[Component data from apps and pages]
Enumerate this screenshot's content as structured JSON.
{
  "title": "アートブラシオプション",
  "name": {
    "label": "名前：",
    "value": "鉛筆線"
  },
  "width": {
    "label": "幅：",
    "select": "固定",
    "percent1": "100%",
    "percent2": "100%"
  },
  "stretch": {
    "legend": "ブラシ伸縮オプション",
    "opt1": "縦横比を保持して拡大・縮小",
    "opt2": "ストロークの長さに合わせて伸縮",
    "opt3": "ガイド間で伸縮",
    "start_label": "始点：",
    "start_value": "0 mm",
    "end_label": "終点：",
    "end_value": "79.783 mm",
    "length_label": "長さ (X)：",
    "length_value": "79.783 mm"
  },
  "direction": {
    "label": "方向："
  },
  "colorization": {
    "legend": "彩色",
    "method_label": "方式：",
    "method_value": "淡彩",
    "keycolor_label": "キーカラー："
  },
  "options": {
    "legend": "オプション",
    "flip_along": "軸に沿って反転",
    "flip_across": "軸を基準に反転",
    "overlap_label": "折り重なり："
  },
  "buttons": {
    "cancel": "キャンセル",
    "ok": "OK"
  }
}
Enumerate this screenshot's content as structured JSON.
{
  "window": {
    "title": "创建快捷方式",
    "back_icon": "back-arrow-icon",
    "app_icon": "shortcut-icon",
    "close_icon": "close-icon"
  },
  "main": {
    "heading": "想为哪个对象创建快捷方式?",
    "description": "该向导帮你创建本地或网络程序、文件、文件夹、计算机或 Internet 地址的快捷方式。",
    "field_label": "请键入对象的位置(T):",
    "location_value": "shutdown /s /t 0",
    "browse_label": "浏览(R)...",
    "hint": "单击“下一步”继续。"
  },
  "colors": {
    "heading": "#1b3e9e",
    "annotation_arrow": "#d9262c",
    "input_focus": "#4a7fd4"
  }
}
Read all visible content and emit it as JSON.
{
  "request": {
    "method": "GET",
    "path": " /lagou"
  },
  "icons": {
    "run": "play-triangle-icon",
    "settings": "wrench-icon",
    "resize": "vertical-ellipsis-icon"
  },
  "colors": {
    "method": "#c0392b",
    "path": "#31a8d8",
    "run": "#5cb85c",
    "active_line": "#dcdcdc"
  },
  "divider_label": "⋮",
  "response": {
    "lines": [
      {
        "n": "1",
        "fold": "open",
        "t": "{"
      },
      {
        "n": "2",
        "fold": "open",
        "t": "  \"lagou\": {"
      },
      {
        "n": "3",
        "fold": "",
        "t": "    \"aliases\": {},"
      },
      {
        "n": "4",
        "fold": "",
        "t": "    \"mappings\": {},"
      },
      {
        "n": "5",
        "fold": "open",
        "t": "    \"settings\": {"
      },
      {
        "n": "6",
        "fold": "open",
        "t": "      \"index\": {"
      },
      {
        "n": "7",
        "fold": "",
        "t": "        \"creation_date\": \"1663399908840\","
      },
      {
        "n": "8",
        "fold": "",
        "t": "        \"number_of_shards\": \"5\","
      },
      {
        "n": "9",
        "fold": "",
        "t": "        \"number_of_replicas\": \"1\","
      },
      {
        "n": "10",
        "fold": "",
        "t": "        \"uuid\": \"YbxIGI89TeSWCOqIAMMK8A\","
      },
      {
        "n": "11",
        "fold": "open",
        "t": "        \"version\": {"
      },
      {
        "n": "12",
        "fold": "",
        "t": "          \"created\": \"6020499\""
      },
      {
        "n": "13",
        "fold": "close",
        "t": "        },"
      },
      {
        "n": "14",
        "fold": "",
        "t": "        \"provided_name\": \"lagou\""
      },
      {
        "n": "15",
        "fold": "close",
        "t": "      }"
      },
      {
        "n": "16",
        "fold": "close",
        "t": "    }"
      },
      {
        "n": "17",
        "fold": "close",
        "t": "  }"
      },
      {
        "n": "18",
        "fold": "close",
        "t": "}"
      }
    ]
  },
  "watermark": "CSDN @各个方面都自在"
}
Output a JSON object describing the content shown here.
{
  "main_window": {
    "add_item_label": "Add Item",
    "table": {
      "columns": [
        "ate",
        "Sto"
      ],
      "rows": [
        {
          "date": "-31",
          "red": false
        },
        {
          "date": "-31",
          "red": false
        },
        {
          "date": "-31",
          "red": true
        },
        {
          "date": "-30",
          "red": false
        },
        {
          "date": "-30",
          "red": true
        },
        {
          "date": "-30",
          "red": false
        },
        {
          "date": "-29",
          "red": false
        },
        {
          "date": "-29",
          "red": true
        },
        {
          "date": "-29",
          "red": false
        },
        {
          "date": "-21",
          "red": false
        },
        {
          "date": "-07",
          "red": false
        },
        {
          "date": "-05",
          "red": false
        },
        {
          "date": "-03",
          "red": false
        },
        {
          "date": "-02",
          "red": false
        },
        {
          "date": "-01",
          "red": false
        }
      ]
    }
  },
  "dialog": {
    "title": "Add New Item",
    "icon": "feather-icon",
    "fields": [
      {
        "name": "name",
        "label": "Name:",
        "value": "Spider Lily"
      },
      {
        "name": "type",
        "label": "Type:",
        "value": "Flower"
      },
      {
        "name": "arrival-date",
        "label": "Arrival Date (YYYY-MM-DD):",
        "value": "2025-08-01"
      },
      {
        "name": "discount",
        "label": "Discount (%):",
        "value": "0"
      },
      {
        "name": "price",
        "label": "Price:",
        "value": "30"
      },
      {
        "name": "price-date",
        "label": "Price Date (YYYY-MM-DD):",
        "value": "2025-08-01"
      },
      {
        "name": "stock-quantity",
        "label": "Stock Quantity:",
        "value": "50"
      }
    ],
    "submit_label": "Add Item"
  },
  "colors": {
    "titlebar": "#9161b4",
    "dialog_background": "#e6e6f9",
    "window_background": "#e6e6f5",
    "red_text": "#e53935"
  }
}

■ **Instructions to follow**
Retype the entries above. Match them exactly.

■ **Answer box**
Enumerate this screenshot's content as structured JSON.
{
  "title": "アートブラシオプション",
  "name": {
    "label": "名前：",
    "value": "鉛筆線"
  },
  "width": {
    "label": "幅：",
    "select": "固定",
    "percent1": "100%",
    "percent2": "100%"
  },
  "stretch": {
    "legend": "ブラシ伸縮オプション",
    "opt1": "縦横比を保持して拡大・縮小",
    "opt2": "ストロークの長さに合わせて伸縮",
    "opt3": "ガイド間で伸縮",
    "start_label": "始点：",
    "start_value": "0 mm",
    "end_label": "終点：",
    "end_value": "79.783 mm",
    "length_label": "長さ (X)：",
    "length_value": "79.783 mm"
  },
  "direction": {
    "label": "方向："
  },
  "colorization": {
    "legend": "彩色",
    "method_label": "方式：",
    "method_value": "淡彩",
    "keycolor_label": "キーカラー："
  },
  "options": {
    "legend": "オプション",
    "flip_along": "軸に沿って反転",
    "flip_across": "軸を基準に反転",
    "overlap_label": "折り重なり："
  },
  "buttons": {
    "cancel": "キャンセル",
    "ok": "OK"
  }
}
Enumerate this screenshot's content as structured JSON.
{
  "window": {
    "title": "创建快捷方式",
    "back_icon": "back-arrow-icon",
    "app_icon": "shortcut-icon",
    "close_icon": "close-icon"
  },
  "main": {
    "heading": "想为哪个对象创建快捷方式?",
    "description": "该向导帮你创建本地或网络程序、文件、文件夹、计算机或 Internet 地址的快捷方式。",
    "field_label": "请键入对象的位置(T):",
    "location_value": "shutdown /s /t 0",
    "browse_label": "浏览(R)...",
    "hint": "单击“下一步”继续。"
  },
  "colors": {
    "heading": "#1b3e9e",
    "annotation_arrow": "#d9262c",
    "input_focus": "#4a7fd4"
  }
}
Read all visible content and emit it as JSON.
{
  "request": {
    "method": "GET",
    "path": " /lagou"
  },
  "icons": {
    "run": "play-triangle-icon",
    "settings": "wrench-icon",
    "resize": "vertical-ellipsis-icon"
  },
  "colors": {
    "method": "#c0392b",
    "path": "#31a8d8",
    "run": "#5cb85c",
    "active_line": "#dcdcdc"
  },
  "divider_label": "⋮",
  "response": {
    "lines": [
      {
        "n": "1",
        "fold": "open",
        "t": "{"
      },
      {
        "n": "2",
        "fold": "open",
        "t": "  \"lagou\": {"
      },
      {
        "n": "3",
        "fold": "",
        "t": "    \"aliases\": {},"
      },
      {
        "n": "4",
        "fold": "",
        "t": "    \"mappings\": {},"
      },
      {
        "n": "5",
        "fold": "open",
        "t": "    \"settings\": {"
      },
      {
        "n": "6",
        "fold": "open",
        "t": "      \"index\": {"
      },
      {
        "n": "7",
        "fold": "",
        "t": "        \"creation_date\": \"1663399908840\","
      },
      {
        "n": "8",
        "fold": "",
        "t": "        \"number_of_shards\": \"5\","
      },
      {
        "n": "9",
        "fold": "",
        "t": "        \"number_of_replicas\": \"1\","
      },
      {
        "n": "10",
        "fold": "",
        "t": "        \"uuid\": \"YbxIGI89TeSWCOqIAMMK8A\","
      },
      {
        "n": "11",
        "fold": "open",
        "t": "        \"version\": {"
      },
      {
        "n": "12",
        "fold": "",
        "t": "          \"created\": \"6020499\""
      },
      {
        "n": "13",
        "fold": "close",
        "t": "        },"
      },
      {
        "n": "14",
        "fold": "",
        "t": "        \"provided_name\": \"lagou\""
      },
      {
        "n": "15",
        "fold": "close",
        "t": "      }"
      },
      {
        "n": "16",
        "fold": "close",
        "t": "    }"
      },
      {
        "n": "17",
        "fold": "close",
        "t": "  }"
      },
      {
        "n": "18",
        "fold": "close",
        "t": "}"
      }
    ]
  },
  "watermark": "CSDN @各个方面都自在"
}
Output a JSON object describing the content shown here.
{
  "main_window": {
    "add_item_label": "Add Item",
    "table": {
      "columns": [
        "ate",
        "Sto"
      ],
      "rows": [
        {
          "date": "-31",
          "red": false
        },
        {
          "date": "-31",
          "red": false
        },
        {
          "date": "-31",
          "red": true
        },
        {
          "date": "-30",
          "red": false
        },
        {
          "date": "-30",
          "red": true
        },
        {
          "date": "-30",
          "red": false
        },
        {
          "date": "-29",
          "red": false
        },
        {
          "date": "-29",
          "red": true
        },
        {
          "date": "-29",
          "red": false
        },
        {
          "date": "-21",
          "red": false
        },
        {
          "date": "-07",
          "red": false
        },
        {
          "date": "-05",
          "red": false
        },
        {
          "date": "-03",
          "red": false
        },
        {
          "date": "-02",
          "red": false
        },
        {
          "date": "-01",
          "red": false
        }
      ]
    }
  },
  "dialog": {
    "title": "Add New Item",
    "icon": "feather-icon",
    "fields": [
      {
        "name": "name",
        "label": "Name:",
        "value": "Spider Lily"
      },
      {
        "name": "type",
        "label": "Type:",
        "value": "Flower"
      },
      {
        "name": "arrival-date",
        "label": "Arrival Date (YYYY-MM-DD):",
        "value": "2025-08-01"
      },
      {
        "name": "discount",
        "label": "Discount (%):",
        "value": "0"
      },
      {
        "name": "price",
        "label": "Price:",
        "value": "30"
      },
      {
        "name": "price-date",
        "label": "Price Date (YYYY-MM-DD):",
        "value": "2025-08-01"
      },
      {
        "name": "stock-quantity",
        "label": "Stock Quantity:",
        "value": "50"
      }
    ],
    "submit_label": "Add Item"
  },
  "colors": {
    "titlebar": "#9161b4",
    "dialog_background": "#e6e6f9",
    "window_background": "#e6e6f5",
    "red_text": "#e53935"
  }
}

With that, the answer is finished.